If the size of the ZeroGrain table is too large, you can change its granularity. For example, a good option would be to create the ZeroGrain table at the month granularity instead of the day granularity. By following this path, you reduce the size of the ZeroGrain table but, at the same time, you lose the option of using a regular strong relationship between Date and ZeroGrain. This can be easily solved by relying on a many-to-many cardinality relationship based on the YearMonth column.

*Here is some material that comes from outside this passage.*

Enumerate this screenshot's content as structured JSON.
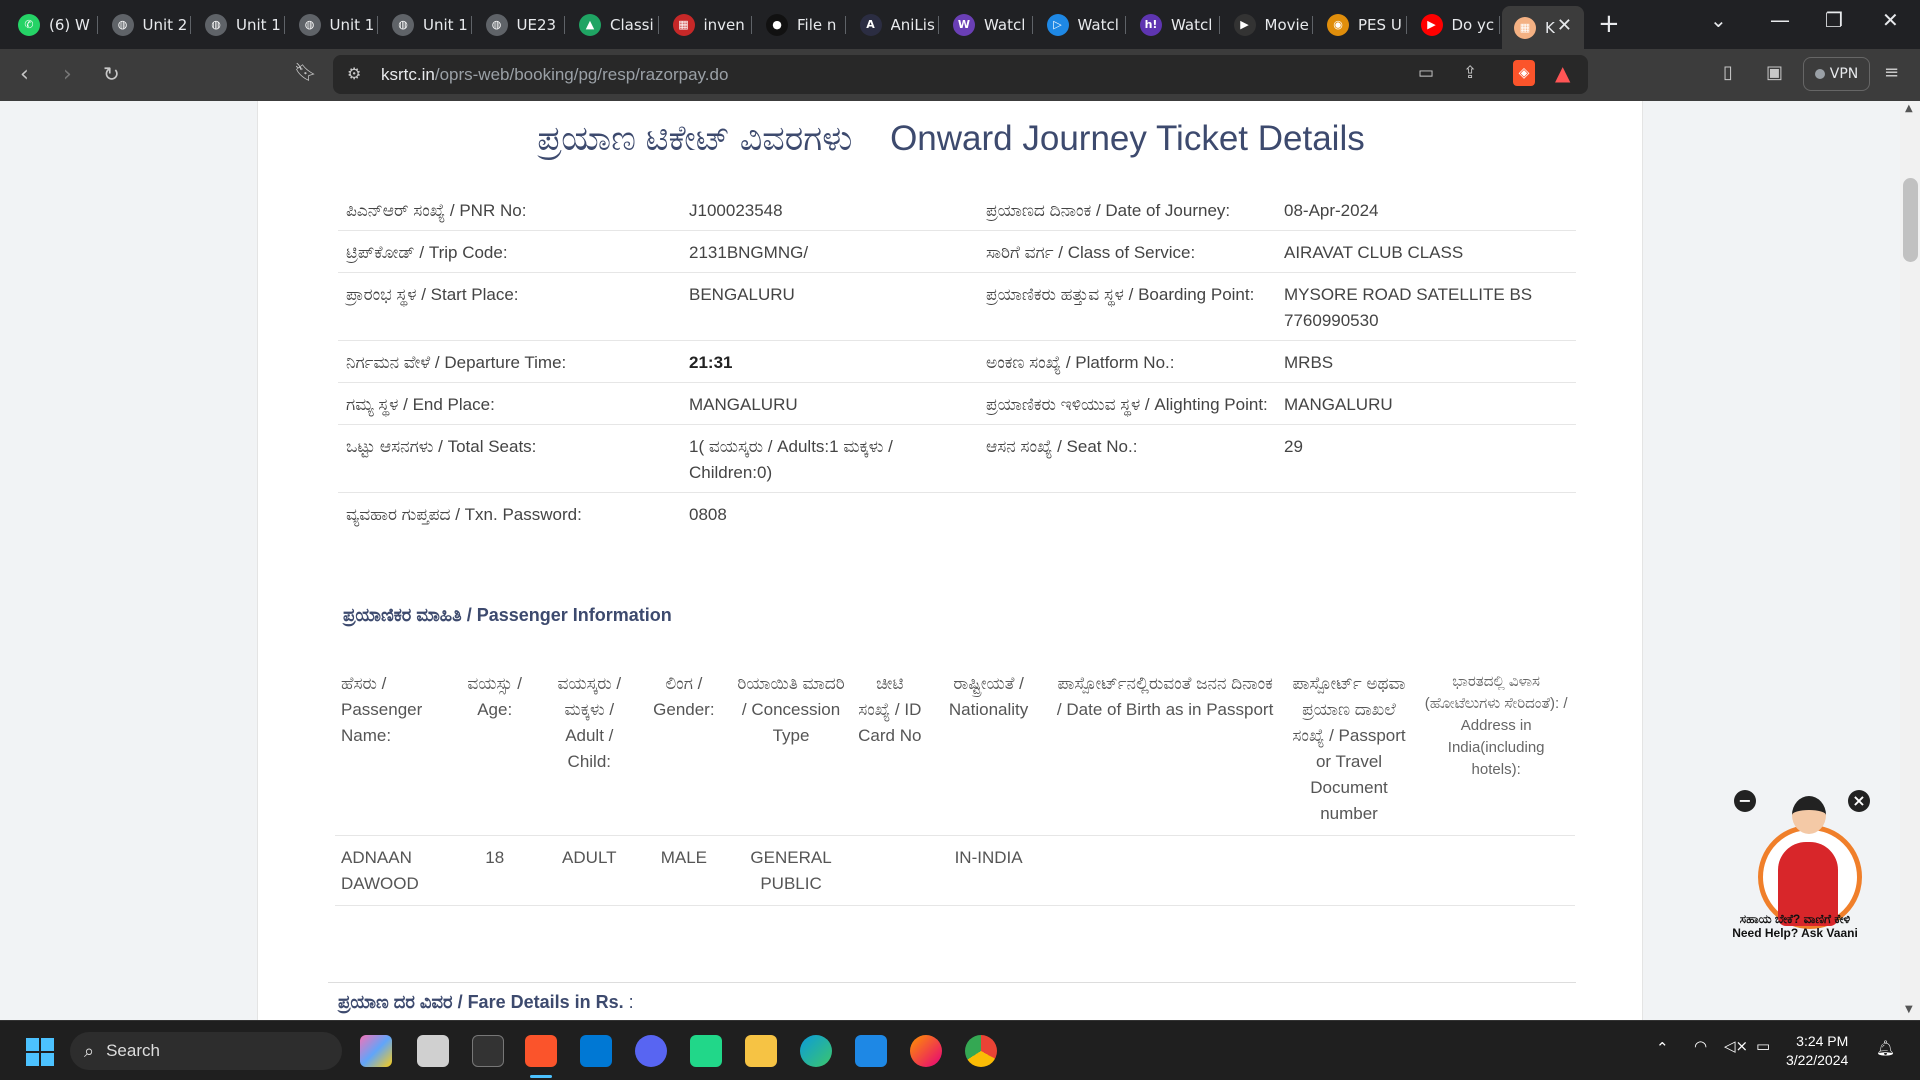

The increase in complexity due to the many-to-many cardinality relationship is mitigated by the reduced size of the ZeroGrain table and the two options work at comparable speed.
Once implemented for a single measure, this very same technique can be used to create a calculation group that applies the same logic to any measure, making the choice of using BLANK or zero a feature, by using the correct value for the calculation group.
The code of the calculation items is the same as the measure; therefore, we do now show it in the article. If you are interested in the calculation group solution, you can find it in the downloadable content of this article. The result is visible in the next figure, where we used the calculation group on the columns of the report, which is filtering only 2008. You can easily appreciate that when the Show blank calculation item is selected, the result is blank, whereas when Show zero is selected, the countries with no sales show zero instead.
The choice of which technique to use depends on your specific requirements. For simple scenarios, using the DAX-only based solution works just fine. But, if the requirements are complex or you need more control over when and how to show a zero instead of a blank, then using the ZeroGrain table proves to be an interesting technique to reduce the DAX code complexity, hence the query speed.
Create a summary table for the requested totals over set of groups.
SUMMARIZECOLUMNS ( [<GroupBy_ColumnName> [, [<FilterTable>] [, [<Name>] [, [<Expression>] [, <GroupBy_ColumnName> [, [<FilterTable>] [, [<Name>] [, [<Expression>] [, … ] ] ] ] ] ] ] ] ] )
Returns a blank.
BLANK ( )
Returns the smallest value in a column, or the smaller value between two scalar expressions. Ignores logical values. Strings are compared according to alphabetical order.
MIN ( <ColumnNameOrScalar1> [, <Scalar2>] )
Returns a table that is a crossjoin of the specified tables.
CROSSJOIN ( <Table> [, <Table> [, … ] ] )